“We see this as a continued erosion of what we believe are Second Amendment rights,” Kern County Sheriff Donny Youngblood, president of the California State Sheriffs’ Association, told The Daily Signal in a phone interview. “California has the strictest gun laws now and they have no impact on crime because senators aren’t going to follow the law.”
Youngblood said his own personal experience showed why these laws would be bad policy.
“I’ve been the victim of a gun theft, and I didn’t realize it for several days,” Youngblood said. “I would have been in violation.”
The measure would require a license to sell a box of ammunition and a background check to purchase one. It also would create a new database.
The proposal would allow authorities to confiscate magazines that hold more than 10 rounds, something Californians already are prohibited from buying, according to the Los Angeles Assistant District Attorneys Association, one of the law enforcement groups opposing the measure.
Six-time Olympic shooting medalist Kimberly Rhode is among the highest-profile opponents.
“Only bureaucrats would believe that criminals and terrorists would jump through these hoops to buy ammunition,” Rhode said in a written statement sent to members of the National Rifle Association, adding:
The enormous expense and time to enforce this proposition will fall on the taxpayers. Fact is, this proposal is nothing more than an anti-gun power grab: Newsom hasn’t gotten us to give up our guns, so he’s trying to take away our ammunition instead.
The measure seems likely to pass, as a California Counts poll of 959 voters in August found that 93 percent of Democrats and 60 percent of Republicans support the measure.
While California Gov. Jerry Brown hasn’t weighed in on the matter, in 2013 the Democrat vetoed a bill that would have mandated the reporting of stolen guns. Brown said at the time:
I am not convinced that criminalizing the failure to report a lost or stolen firearm would improve identification of gun traffickers or help law enforcement disarm people prohibited from possessing guns. I continue to believe that responsible people report the loss or theft of a firearm and irresponsible people do not.
It’s wrong to make a criminal out of someone who may not even realize his or her gun is stolen or missing, said John Malcolm, director of The Heritage Foundation’s Edwin Meese III Center for Legal and Judicial Studies.

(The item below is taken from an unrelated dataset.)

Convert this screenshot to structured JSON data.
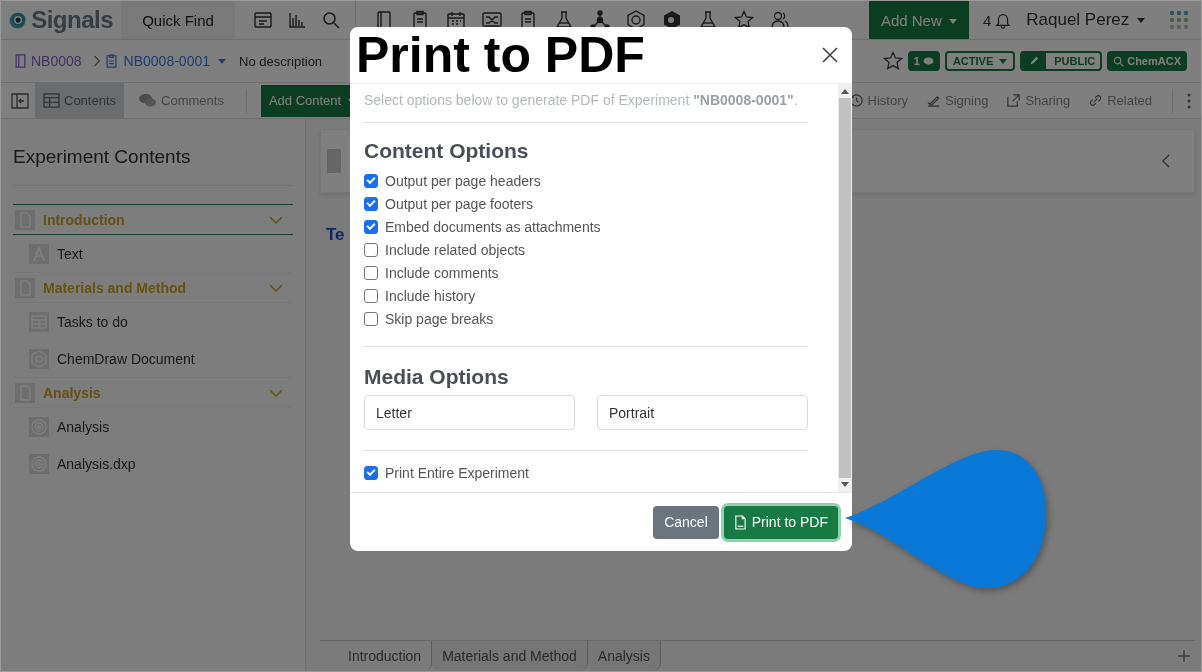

“This law could make criminals out of people who are morally blameless,” Malcolm told The Daily Signal. “These are special taxes and background checks on ammunition, just to make it more difficult for law-abiding citizens to keep and bear arms. It’s an assault on the Second Amendment.”
Some opponents of the measure agree with a provision to make the stealing of a firearm from a misdemeanor to a felony.

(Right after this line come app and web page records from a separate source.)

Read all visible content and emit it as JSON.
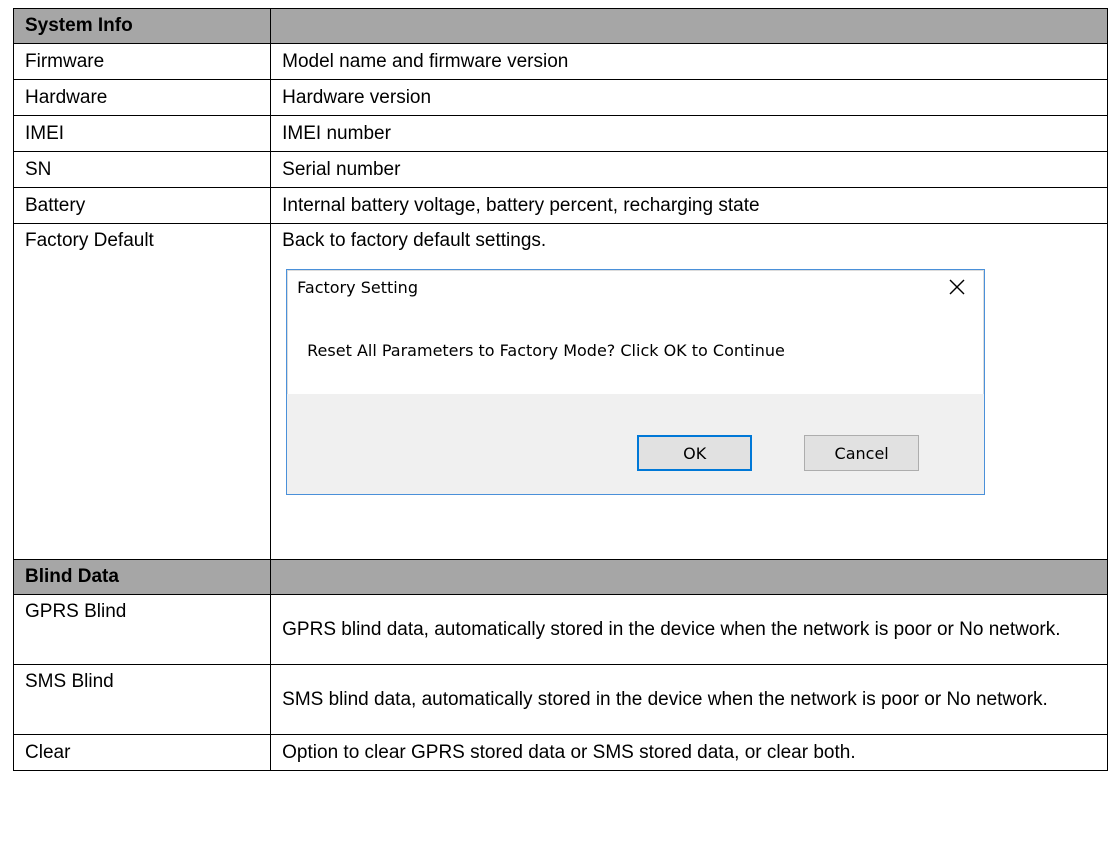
{
  "system_info": {
    "heading": "System Info",
    "rows": [
      {
        "label": "Firmware",
        "desc": "Model name and firmware version"
      },
      {
        "label": "Hardware",
        "desc": "Hardware version"
      },
      {
        "label": "IMEI",
        "desc": "IMEI number"
      },
      {
        "label": "SN",
        "desc": "Serial number"
      },
      {
        "label": "Battery",
        "desc": "Internal battery voltage, battery percent, recharging state"
      },
      {
        "label": "Factory Default",
        "desc": "Back to factory default settings."
      }
    ]
  },
  "dialog": {
    "title": "Factory Setting",
    "close_icon": "close-icon",
    "message": "Reset All Parameters to Factory Mode? Click OK to Continue",
    "ok_label": "OK",
    "cancel_label": "Cancel"
  },
  "blind_data": {
    "heading": "Blind Data",
    "rows": [
      {
        "label": "GPRS Blind",
        "desc": "GPRS blind data, automatically stored in the device when the network is poor or No network."
      },
      {
        "label": "SMS Blind",
        "desc": "SMS blind data, automatically stored in the device when the network is poor or No network."
      },
      {
        "label": "Clear",
        "desc": "Option to clear GPRS stored data or SMS stored data, or clear both."
      }
    ]
  },
  "colors": {
    "section_header_bg": "#a6a6a6",
    "dialog_border": "#4a90d9",
    "dialog_footer_bg": "#f0f0f0"
  }
}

However, the Association of Deputy District Attorneys for Los Angeles County pointed out that Newsom previously supported Proposition 47, which made it a misdemeanor to steal a gun valued at less than $950.

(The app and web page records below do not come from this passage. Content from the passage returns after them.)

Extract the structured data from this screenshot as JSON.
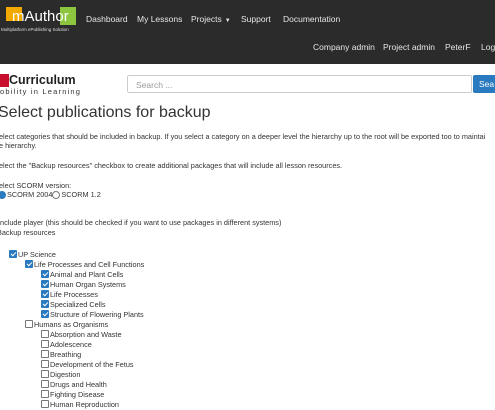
{
  "header": {
    "logo_text": "mAuthor",
    "logo_sub": "Multiplatform ePublishing Solution",
    "nav": [
      "Dashboard",
      "My Lessons",
      "Projects",
      "Support",
      "Documentation"
    ],
    "nav2": [
      "Company admin",
      "Project admin",
      "PeterF",
      "Logout"
    ]
  },
  "brand": {
    "name": "Curriculum",
    "tagline": "obility in Learning"
  },
  "search": {
    "placeholder": "Search ...",
    "button": "Sea"
  },
  "page": {
    "title": "Select publications for backup",
    "intro1": "elect categories that should be included in backup. If you select a category on a deeper level the hierarchy up to the root will be exported too to maintai",
    "intro1b": "e hierarchy.",
    "intro2": "elect the \"Backup resources\" checkbox to create additional packages that will include all lesson resources.",
    "scorm_label": "elect SCORM version:",
    "scorm_options": [
      "SCORM 2004",
      "SCORM 1.2"
    ],
    "include_player": "Include player (this should be checked if you want to use packages in different systems)",
    "backup_resources": "Backup resources"
  },
  "tree": [
    {
      "label": "UP Science",
      "checked": true,
      "level": 0
    },
    {
      "label": "Life Processes and Cell Functions",
      "checked": true,
      "level": 1
    },
    {
      "label": "Animal and Plant Cells",
      "checked": true,
      "level": 2
    },
    {
      "label": "Human Organ Systems",
      "checked": true,
      "level": 2
    },
    {
      "label": "Life Processes",
      "checked": true,
      "level": 2
    },
    {
      "label": "Specialized Cells",
      "checked": true,
      "level": 2
    },
    {
      "label": "Structure of Flowering Plants",
      "checked": true,
      "level": 2
    },
    {
      "label": "Humans as Organisms",
      "checked": false,
      "level": 1
    },
    {
      "label": "Absorption and Waste",
      "checked": false,
      "level": 2
    },
    {
      "label": "Adolescence",
      "checked": false,
      "level": 2
    },
    {
      "label": "Breathing",
      "checked": false,
      "level": 2
    },
    {
      "label": "Development of the Fetus",
      "checked": false,
      "level": 2
    },
    {
      "label": "Digestion",
      "checked": false,
      "level": 2
    },
    {
      "label": "Drugs and Health",
      "checked": false,
      "level": 2
    },
    {
      "label": "Fighting Disease",
      "checked": false,
      "level": 2
    },
    {
      "label": "Human Reproduction",
      "checked": false,
      "level": 2
    }
  ]
}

The measure would do nothing to deter crime, Michele Hanisee, the group’s president, said.
“For one thing, this initiative would do nothing to stop criminals from acquiring ammunition, guns, or large-capacity magazines. But it would make it prohibitively difficult for responsible gun owners to obtain ammunition for sport and home defense,” Hanisee said, adding:
As prosecutors, we would enthusiastically support any proposed law that promised to be a realistic tool against gun violence. But Prop. 63 is simply bad public policy. Its passage would have zero effect on criminals—other than to encourage them to commit more crimes. At the same time, it would criminalize the conduct of ordinary citizens.